EXERCISE DETAILS - Without including any images, reproduce each entry exactly.

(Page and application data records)
--

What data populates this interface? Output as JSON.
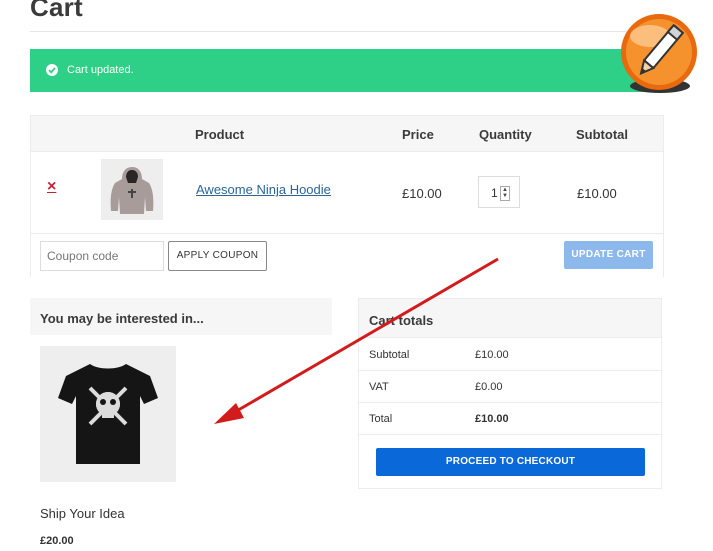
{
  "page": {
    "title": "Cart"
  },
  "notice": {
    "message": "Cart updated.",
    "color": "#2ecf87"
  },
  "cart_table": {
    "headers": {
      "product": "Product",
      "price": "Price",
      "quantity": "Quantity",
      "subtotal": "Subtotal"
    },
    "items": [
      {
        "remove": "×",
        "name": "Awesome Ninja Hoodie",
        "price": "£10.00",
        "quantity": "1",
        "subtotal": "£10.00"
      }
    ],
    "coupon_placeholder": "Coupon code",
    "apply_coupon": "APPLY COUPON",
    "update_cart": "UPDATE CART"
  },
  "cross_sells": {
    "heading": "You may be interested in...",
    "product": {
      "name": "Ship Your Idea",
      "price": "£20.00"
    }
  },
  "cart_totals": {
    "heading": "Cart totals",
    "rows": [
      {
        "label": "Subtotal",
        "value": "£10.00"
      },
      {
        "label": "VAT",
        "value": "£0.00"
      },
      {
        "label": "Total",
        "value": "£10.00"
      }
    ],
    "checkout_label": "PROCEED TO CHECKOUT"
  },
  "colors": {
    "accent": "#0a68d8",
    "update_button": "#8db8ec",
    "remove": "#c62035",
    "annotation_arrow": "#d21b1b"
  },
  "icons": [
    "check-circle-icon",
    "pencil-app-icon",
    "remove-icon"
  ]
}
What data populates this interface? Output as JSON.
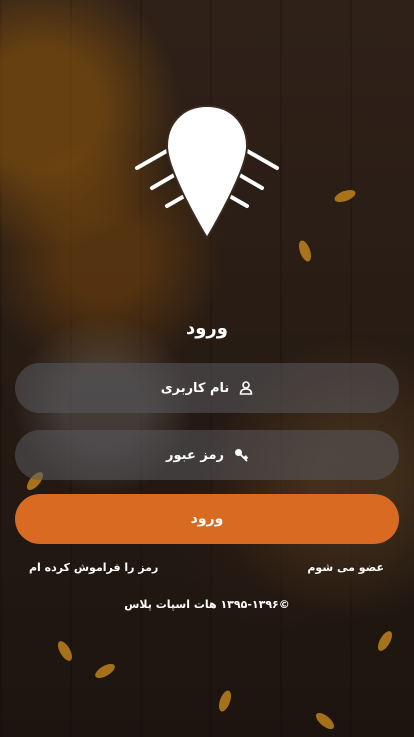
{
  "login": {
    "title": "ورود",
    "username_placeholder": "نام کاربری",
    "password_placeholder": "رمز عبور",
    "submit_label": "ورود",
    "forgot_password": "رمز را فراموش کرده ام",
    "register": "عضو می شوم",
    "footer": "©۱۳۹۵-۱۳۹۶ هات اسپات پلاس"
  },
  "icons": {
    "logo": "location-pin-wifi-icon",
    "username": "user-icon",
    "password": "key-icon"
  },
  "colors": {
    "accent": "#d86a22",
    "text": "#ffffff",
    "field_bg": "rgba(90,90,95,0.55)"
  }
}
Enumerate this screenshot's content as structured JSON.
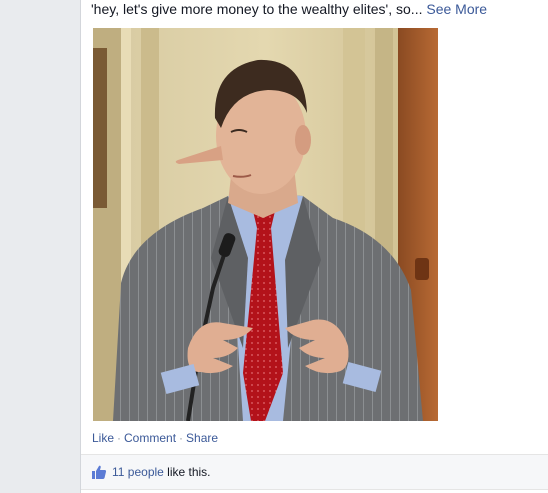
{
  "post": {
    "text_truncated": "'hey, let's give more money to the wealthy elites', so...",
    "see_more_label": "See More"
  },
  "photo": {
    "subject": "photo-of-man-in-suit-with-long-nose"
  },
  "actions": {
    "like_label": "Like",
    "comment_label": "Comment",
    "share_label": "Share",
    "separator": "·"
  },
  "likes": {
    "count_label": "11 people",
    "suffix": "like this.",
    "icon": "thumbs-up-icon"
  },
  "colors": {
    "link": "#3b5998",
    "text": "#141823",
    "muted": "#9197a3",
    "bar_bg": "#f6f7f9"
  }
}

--

PROBLEM SOLUTION -
What data populates this interface? Output as JSON.
{
  "page": {
    "title": "Cart"
  },
  "notice": {
    "message": "Cart updated.",
    "color": "#2ecf87"
  },
  "cart_table": {
    "headers": {
      "product": "Product",
      "price": "Price",
      "quantity": "Quantity",
      "subtotal": "Subtotal"
    },
    "items": [
      {
        "remove": "×",
        "name": "Awesome Ninja Hoodie",
        "price": "£10.00",
        "quantity": "1",
        "subtotal": "£10.00"
      }
    ],
    "coupon_placeholder": "Coupon code",
    "apply_coupon": "APPLY COUPON",
    "update_cart": "UPDATE CART"
  },
  "cross_sells": {
    "heading": "You may be interested in...",
    "product": {
      "name": "Ship Your Idea",
      "price": "£20.00"
    }
  },
  "cart_totals": {
    "heading": "Cart totals",
    "rows": [
      {
        "label": "Subtotal",
        "value": "£10.00"
      },
      {
        "label": "VAT",
        "value": "£0.00"
      },
      {
        "label": "Total",
        "value": "£10.00"
      }
    ],
    "checkout_label": "PROCEED TO CHECKOUT"
  },
  "colors": {
    "accent": "#0a68d8",
    "update_button": "#8db8ec",
    "remove": "#c62035",
    "annotation_arrow": "#d21b1b"
  },
  "icons": [
    "check-circle-icon",
    "pencil-app-icon",
    "remove-icon"
  ]
}
What data populates this interface? Output as JSON.
{
  "login": {
    "title": "ورود",
    "username_placeholder": "نام کاربری",
    "password_placeholder": "رمز عبور",
    "submit_label": "ورود",
    "forgot_password": "رمز را فراموش کرده ام",
    "register": "عضو می شوم",
    "footer": "©۱۳۹۵-۱۳۹۶ هات اسپات پلاس"
  },
  "icons": {
    "logo": "location-pin-wifi-icon",
    "username": "user-icon",
    "password": "key-icon"
  },
  "colors": {
    "accent": "#d86a22",
    "text": "#ffffff",
    "field_bg": "rgba(90,90,95,0.55)"
  }
}
Enumerate this screenshot's content as structured JSON.
{
  "post": {
    "text_truncated": "'hey, let's give more money to the wealthy elites', so...",
    "see_more_label": "See More"
  },
  "photo": {
    "subject": "photo-of-man-in-suit-with-long-nose"
  },
  "actions": {
    "like_label": "Like",
    "comment_label": "Comment",
    "share_label": "Share",
    "separator": "·"
  },
  "likes": {
    "count_label": "11 people",
    "suffix": "like this.",
    "icon": "thumbs-up-icon"
  },
  "colors": {
    "link": "#3b5998",
    "text": "#141823",
    "muted": "#9197a3",
    "bar_bg": "#f6f7f9"
  }
}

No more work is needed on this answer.